Here at the Law Library of Congress we have a great tradition called the “Power Lunch” – a bi-weekly informal lunchtime gathering in which Law Library colleagues, visiting scholars, and experts in a wide range of areas from around the country exchange ideas and experiences with the Law Library staff and any member of the general public interested in attending. Our recent events have included a diverse list of speakers and issues: the promotion of the rule of law as an emerging concept in the field of international development by experts from USAID; refugee issues in Korea by Law Library staff and a visiting scholar; and living and working in Africa as a Peace Corps volunteer by the CFO of the Library of Congress.
As part of the Power Lunch series, the Law Library hosted two visiting scholars on November 3, 2010.
Wenette Jacobs Snyman, a South African scholar and a senior lecturer in insurance law in the Department of Mercantile Law at the University of South Africa (UNISA) School of Law, spoke first. She is currently working towards a Ph.D. in Legal Aspects of Liability Insurance and travelled to the United States to do research for her thesis; so her discussion naturally focused on insurance law in South Africa.
Before delving into her main discussion topic, Ms. Snyman spoke a bit about legal education in South Africa in general and about UNISA. I was surprised to learn that UNISA, which is a distance learning institution, currently enrolls about 300,000 students from around the world, many of whom live in rural areas. About 30,000 alone are enrolled at their law school. She spoke about the challenges of distance learning, especially for students residing in places with little, if any, access to the Internet.

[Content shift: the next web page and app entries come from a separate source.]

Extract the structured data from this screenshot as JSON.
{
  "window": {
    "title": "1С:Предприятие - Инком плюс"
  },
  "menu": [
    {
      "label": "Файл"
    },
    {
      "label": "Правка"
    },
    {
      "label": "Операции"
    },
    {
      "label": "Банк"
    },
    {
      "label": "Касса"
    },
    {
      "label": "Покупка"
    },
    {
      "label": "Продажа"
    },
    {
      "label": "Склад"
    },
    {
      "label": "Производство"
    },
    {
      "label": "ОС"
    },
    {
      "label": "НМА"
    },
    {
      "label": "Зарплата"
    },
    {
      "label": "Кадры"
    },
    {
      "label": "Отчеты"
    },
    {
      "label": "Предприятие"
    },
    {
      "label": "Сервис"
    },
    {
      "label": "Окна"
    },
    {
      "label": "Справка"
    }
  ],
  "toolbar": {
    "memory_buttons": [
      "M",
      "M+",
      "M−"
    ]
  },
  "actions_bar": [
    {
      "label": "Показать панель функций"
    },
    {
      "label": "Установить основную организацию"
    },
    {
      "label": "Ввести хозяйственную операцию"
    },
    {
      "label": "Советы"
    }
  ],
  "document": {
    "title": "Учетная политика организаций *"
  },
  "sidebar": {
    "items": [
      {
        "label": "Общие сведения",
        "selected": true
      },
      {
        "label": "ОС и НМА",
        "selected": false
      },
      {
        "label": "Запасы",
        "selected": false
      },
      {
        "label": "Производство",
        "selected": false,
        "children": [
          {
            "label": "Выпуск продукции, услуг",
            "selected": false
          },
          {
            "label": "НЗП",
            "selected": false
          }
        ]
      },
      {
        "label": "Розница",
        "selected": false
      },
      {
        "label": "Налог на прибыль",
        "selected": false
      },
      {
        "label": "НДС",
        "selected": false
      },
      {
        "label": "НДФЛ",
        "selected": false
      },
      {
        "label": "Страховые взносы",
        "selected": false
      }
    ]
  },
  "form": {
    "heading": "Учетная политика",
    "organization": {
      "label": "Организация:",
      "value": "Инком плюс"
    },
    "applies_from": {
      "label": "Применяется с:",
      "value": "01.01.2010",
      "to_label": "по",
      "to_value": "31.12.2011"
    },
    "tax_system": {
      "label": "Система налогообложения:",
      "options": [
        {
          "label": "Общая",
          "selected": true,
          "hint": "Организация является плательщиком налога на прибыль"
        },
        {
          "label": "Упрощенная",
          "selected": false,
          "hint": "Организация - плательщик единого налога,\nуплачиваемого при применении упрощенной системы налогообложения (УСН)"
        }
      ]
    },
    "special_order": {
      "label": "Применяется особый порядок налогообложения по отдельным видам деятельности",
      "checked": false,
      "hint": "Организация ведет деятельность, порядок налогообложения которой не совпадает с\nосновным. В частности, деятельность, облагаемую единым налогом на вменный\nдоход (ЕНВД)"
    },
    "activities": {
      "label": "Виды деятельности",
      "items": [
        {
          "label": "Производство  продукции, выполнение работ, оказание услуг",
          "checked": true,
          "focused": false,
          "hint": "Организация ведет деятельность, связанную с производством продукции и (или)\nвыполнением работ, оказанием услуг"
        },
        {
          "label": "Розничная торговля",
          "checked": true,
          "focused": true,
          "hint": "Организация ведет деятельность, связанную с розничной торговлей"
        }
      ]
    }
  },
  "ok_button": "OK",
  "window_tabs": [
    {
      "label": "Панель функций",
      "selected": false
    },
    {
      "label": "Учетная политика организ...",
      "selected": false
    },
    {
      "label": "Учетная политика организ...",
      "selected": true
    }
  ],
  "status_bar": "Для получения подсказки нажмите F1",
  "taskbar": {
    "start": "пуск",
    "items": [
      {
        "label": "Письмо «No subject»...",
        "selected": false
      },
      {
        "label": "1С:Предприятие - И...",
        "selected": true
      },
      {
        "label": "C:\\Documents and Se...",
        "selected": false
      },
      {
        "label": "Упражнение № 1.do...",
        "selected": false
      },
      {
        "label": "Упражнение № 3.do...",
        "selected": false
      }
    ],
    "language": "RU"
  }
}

What I found interesting about her discussion of insurance law in South Africa was the fact that less than 5% of the South African population, mostly urban dwellers, take out short-term insurance policies (e.g. fire insurance, liability insurance). However, Ms. Snyman expects the demand for insurance coverage to increase dramatically with the implementation of the Consumer Protection Act 68 of 2008 (set to come into force in March 2011), which introduces strict product liability.
The second speaker, Valentyn Gladkykh, is the chief adviser to the Ukrainian Parliament’s (Verkhovna Rada) Secretariat for the Department on Relations with Committees. A graduate of Kyiv Taras Shevchenko National University, he holds a Ph.D. in Philosophical Sciences.
Mr. Gladkykh spoke about the Ukrainian political environment and legal system, particularly the level of executive branch involvement in the law-making process. In Ukraine, legislation may be proposed either by Members of Parliament or the Cabinet; although the volume of the legislation proposed by Members of Parliament is greater, important legislation tends to be initiated by the Cabinet. Mr. Gladkykh pointed out that there is a constant rivalry between the executive and legislative branches of government, and that the President often uses his veto power to block legislation sent to him from Parliament for assent as a way of asserting executive power.
Mr. Gladkykh mentioned an interesting legislative branch fact: a member of the 450-member unicameral Ukrainian Parliament is not allowed to become a member of more than one of the 27 committees in Parliament at a time.
The Power Lunch events are open to the public. If you live or work in the Washington, DC, area and are interested in attending these events please contact Karla Walker at the Law Library of Congress, at email@example.com.